“Students are intentionally being put into one neighborhood,” Smith said. “That is the policy of the city of Austin and of the University.”
This process of purposefully concentrating students into a residential area is known as “studentification.”
Because UT has limited affordable on-campus housing options, students are pushed into nearby West Campus, but as the area becomes crowded and overpriced, real estate companies help students find financial solace in East Austin.
For some students, housing options are limited and the prices of certain locations often dictate housing decisions. Nonetheless, students need to do their research before they sign off on a lease.
“Dig into a little bit of the history,” Olson said. “Does it look funky that half of Riverside is strictly bougie and has a different name and the other half doesn't look like it's been touched in 20 years?”
As Austin residents, students have a responsibility to research how to keep Austin affordable for everyone.
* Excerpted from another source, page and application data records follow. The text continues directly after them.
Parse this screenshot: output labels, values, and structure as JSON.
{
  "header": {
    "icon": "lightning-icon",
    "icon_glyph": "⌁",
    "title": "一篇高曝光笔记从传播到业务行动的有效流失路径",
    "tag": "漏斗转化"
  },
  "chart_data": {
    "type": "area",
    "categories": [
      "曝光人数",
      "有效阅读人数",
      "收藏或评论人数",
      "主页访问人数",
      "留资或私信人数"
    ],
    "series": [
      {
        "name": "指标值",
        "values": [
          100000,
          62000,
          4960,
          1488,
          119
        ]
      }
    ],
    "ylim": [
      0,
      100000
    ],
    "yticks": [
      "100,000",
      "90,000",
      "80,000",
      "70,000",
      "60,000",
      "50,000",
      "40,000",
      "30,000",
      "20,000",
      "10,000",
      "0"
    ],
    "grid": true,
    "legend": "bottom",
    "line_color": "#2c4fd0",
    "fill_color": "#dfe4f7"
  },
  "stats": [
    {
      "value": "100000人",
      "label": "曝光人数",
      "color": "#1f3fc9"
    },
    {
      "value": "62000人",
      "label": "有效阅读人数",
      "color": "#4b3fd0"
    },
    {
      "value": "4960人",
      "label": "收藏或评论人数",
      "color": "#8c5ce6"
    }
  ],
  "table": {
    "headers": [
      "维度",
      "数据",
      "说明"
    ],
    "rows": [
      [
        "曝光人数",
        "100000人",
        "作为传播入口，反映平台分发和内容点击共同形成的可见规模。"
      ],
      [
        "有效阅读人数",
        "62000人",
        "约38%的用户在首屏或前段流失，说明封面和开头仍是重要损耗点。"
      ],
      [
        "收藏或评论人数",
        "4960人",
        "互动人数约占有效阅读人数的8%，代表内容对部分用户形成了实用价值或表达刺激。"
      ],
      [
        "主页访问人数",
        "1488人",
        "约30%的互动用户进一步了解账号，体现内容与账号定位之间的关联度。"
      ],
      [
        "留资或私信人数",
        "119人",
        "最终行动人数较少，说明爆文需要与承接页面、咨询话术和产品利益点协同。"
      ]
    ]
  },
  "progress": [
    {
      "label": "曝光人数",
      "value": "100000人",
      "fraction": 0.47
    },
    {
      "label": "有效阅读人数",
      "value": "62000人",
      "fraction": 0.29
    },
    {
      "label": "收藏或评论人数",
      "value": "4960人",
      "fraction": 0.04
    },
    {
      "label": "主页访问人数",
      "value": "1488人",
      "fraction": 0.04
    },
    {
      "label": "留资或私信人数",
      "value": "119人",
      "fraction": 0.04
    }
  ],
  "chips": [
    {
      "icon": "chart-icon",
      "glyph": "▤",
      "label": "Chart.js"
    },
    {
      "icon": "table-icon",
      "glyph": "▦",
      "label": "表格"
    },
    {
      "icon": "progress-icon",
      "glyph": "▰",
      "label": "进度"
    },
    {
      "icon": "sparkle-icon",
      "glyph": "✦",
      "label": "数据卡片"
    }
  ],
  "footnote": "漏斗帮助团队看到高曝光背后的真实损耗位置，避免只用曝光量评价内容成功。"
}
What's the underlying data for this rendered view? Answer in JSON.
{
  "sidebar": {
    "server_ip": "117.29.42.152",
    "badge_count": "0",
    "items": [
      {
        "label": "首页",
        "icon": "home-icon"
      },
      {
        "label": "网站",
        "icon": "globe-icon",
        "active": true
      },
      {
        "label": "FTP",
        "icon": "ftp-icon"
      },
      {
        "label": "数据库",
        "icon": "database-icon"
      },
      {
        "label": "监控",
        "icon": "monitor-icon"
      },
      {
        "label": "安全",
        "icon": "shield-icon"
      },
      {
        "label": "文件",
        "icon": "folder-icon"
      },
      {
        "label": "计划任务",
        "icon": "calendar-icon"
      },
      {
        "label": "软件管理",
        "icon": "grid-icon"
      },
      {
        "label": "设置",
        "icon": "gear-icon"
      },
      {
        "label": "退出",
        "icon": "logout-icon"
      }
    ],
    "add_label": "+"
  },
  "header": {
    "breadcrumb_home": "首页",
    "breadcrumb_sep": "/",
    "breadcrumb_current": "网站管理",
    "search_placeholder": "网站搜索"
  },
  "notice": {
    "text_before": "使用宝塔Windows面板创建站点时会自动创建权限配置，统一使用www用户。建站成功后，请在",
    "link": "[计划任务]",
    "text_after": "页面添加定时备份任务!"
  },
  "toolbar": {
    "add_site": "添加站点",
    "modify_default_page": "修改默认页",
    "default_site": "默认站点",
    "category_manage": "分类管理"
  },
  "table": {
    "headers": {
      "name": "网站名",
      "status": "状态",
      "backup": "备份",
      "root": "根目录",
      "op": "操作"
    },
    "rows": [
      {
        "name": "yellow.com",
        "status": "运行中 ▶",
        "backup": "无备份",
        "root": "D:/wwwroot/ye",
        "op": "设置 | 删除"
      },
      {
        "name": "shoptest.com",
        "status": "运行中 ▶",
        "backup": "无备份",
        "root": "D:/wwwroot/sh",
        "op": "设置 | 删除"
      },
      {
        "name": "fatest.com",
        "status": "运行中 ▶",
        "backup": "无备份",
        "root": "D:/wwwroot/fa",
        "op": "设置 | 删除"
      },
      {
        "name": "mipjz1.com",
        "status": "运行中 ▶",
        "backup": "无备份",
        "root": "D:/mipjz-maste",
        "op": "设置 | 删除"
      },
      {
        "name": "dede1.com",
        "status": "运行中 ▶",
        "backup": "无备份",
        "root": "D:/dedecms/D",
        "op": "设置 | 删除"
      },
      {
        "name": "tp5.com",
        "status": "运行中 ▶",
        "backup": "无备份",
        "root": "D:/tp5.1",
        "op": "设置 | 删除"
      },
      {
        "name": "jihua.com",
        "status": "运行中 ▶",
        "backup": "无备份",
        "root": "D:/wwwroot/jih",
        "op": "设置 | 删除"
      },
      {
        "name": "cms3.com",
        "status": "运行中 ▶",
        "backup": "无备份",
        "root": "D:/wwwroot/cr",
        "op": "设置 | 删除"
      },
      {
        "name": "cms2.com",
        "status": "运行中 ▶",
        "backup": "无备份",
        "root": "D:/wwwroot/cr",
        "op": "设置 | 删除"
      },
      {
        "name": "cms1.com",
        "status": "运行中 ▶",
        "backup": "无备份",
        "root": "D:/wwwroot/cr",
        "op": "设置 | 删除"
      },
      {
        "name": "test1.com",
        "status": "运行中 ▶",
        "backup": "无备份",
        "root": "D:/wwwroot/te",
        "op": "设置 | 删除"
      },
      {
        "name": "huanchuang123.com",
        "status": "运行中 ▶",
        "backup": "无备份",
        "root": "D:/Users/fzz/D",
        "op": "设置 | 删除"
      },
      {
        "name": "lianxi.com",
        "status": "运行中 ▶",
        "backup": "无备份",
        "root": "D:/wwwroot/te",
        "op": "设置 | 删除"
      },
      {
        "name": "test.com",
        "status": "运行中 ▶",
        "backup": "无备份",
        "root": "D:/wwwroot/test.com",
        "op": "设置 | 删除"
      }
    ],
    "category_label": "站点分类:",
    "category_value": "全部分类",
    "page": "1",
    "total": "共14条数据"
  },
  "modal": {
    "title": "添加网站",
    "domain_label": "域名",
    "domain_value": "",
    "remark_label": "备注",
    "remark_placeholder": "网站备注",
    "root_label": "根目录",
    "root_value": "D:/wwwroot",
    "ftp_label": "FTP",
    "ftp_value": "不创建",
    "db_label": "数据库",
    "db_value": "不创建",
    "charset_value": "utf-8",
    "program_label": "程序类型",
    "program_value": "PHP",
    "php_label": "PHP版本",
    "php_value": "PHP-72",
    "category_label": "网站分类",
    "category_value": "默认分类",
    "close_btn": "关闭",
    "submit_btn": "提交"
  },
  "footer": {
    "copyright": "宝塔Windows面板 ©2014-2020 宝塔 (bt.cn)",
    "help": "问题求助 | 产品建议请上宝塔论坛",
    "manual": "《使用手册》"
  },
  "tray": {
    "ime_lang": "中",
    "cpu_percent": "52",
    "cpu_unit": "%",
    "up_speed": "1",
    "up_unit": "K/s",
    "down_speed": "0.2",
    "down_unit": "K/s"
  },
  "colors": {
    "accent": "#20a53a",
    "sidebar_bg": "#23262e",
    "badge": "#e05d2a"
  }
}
Although the University is primarily to blame, this issue is far too pressing for students to ignore.
“Students are not just a part of UT, they're a part of the community of the city of Austin,” Olson said. “You ride the bus with people who do live in East Austin. Their homes are affected by where you choose to live.”
Students’ real estate decisions will have long-term consequences.
“We’re a pretty segregated city,” Olson said. “This is a really important topic, and if it doesn't get addressed now and on an ongoing basis, it's going to be really, really difficult to address in the future.”
UT students returning to campus in the fall need to do real research on where they’re living and help others become socially aware, as we’re all responsible for keeping Austin weird and inclusive.
Gomez is a journalism freshman from Lewisville, TX.